===== DATA TO PROCESS =====

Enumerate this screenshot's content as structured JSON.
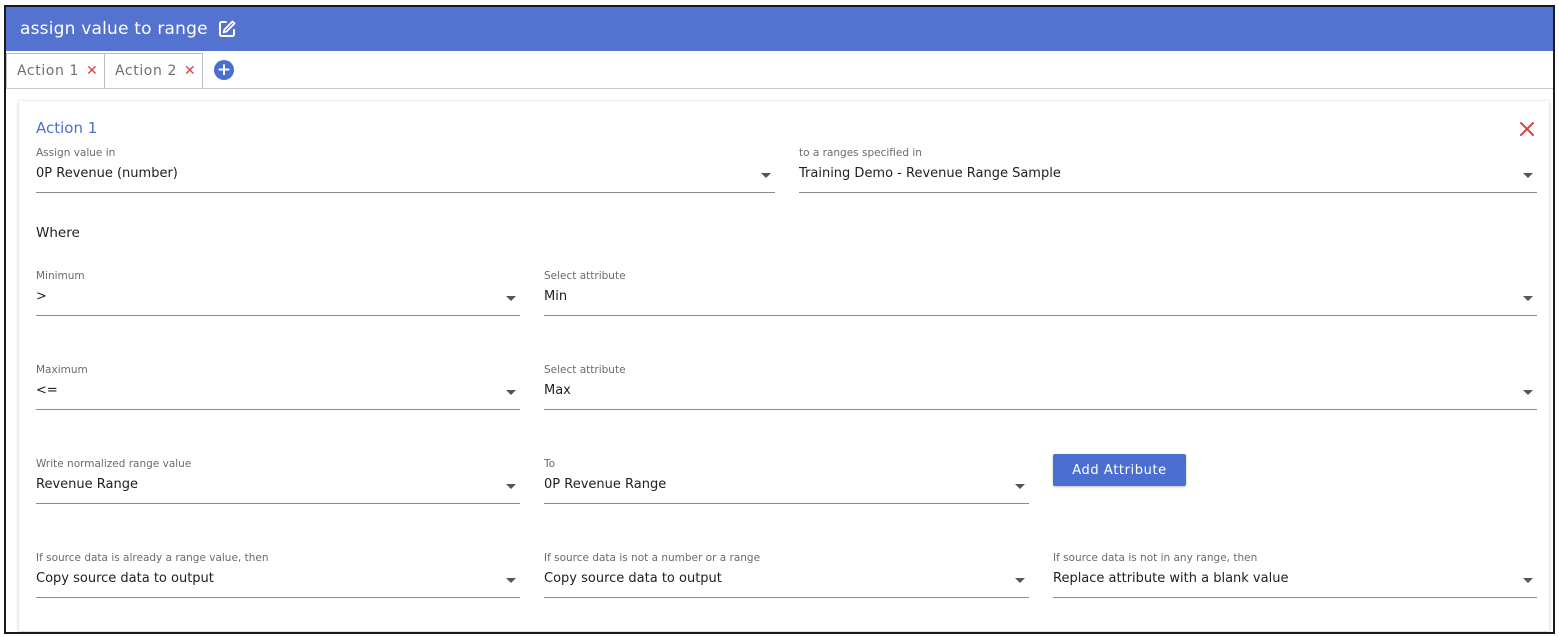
{
  "header": {
    "title": "assign value to range",
    "edit_icon": "edit-icon"
  },
  "tabs": [
    {
      "label": "Action 1",
      "close": "✕"
    },
    {
      "label": "Action 2",
      "close": "✕"
    }
  ],
  "add_tab_icon": "+",
  "action": {
    "title": "Action 1",
    "close_icon": "close-icon",
    "assign_value_in": {
      "label": "Assign value in",
      "value": "0P Revenue (number)"
    },
    "ranges_specified_in": {
      "label": "to a ranges specified in",
      "value": "Training Demo - Revenue Range Sample"
    },
    "where_label": "Where",
    "minimum": {
      "label": "Minimum",
      "value": ">"
    },
    "minimum_attribute": {
      "label": "Select attribute",
      "value": "Min"
    },
    "maximum": {
      "label": "Maximum",
      "value": "<="
    },
    "maximum_attribute": {
      "label": "Select attribute",
      "value": "Max"
    },
    "write_normalized": {
      "label": "Write normalized range value",
      "value": "Revenue Range"
    },
    "to": {
      "label": "To",
      "value": "0P Revenue Range"
    },
    "add_attribute_label": "Add Attribute",
    "if_range_value": {
      "label": "If source data is already a range value, then",
      "value": "Copy source data to output"
    },
    "if_not_number": {
      "label": "If source data is not a number or a range",
      "value": "Copy source data to output"
    },
    "if_not_in_range": {
      "label": "If source data is not in any range, then",
      "value": "Replace attribute with a blank value"
    }
  },
  "colors": {
    "accent": "#5472cf",
    "button": "#4b6fd0",
    "close": "#d64545"
  }
}
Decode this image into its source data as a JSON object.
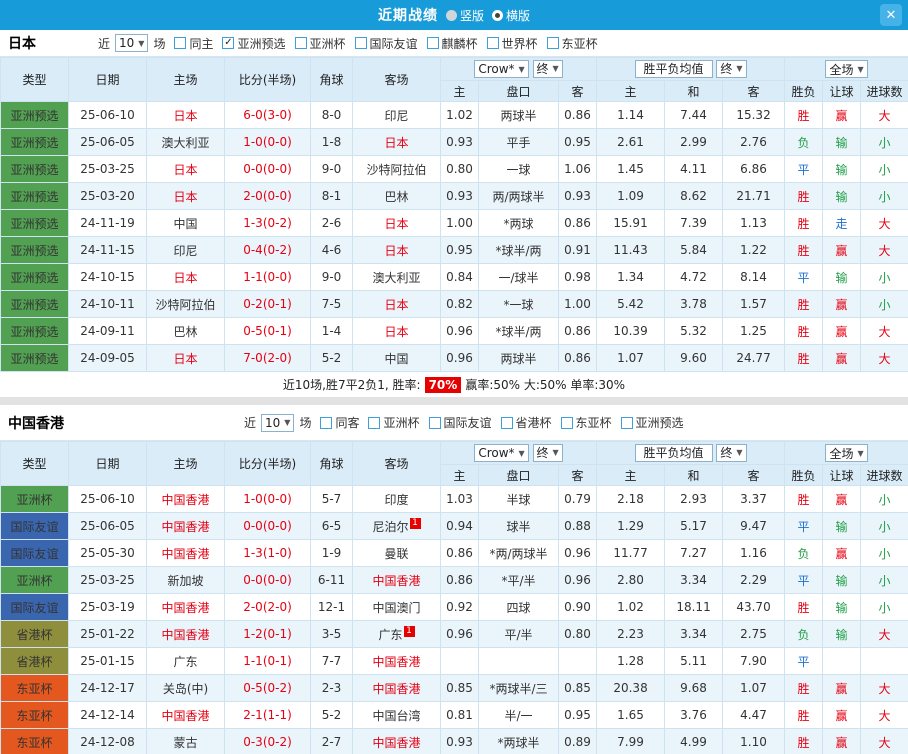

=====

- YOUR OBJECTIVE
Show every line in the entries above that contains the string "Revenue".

- WRITTEN RESPONSE
      "value": "0P Revenue (number)"
      "value": "Training Demo - Revenue Range Sample"
      "value": "Revenue Range"
      "value": "0P Revenue Range"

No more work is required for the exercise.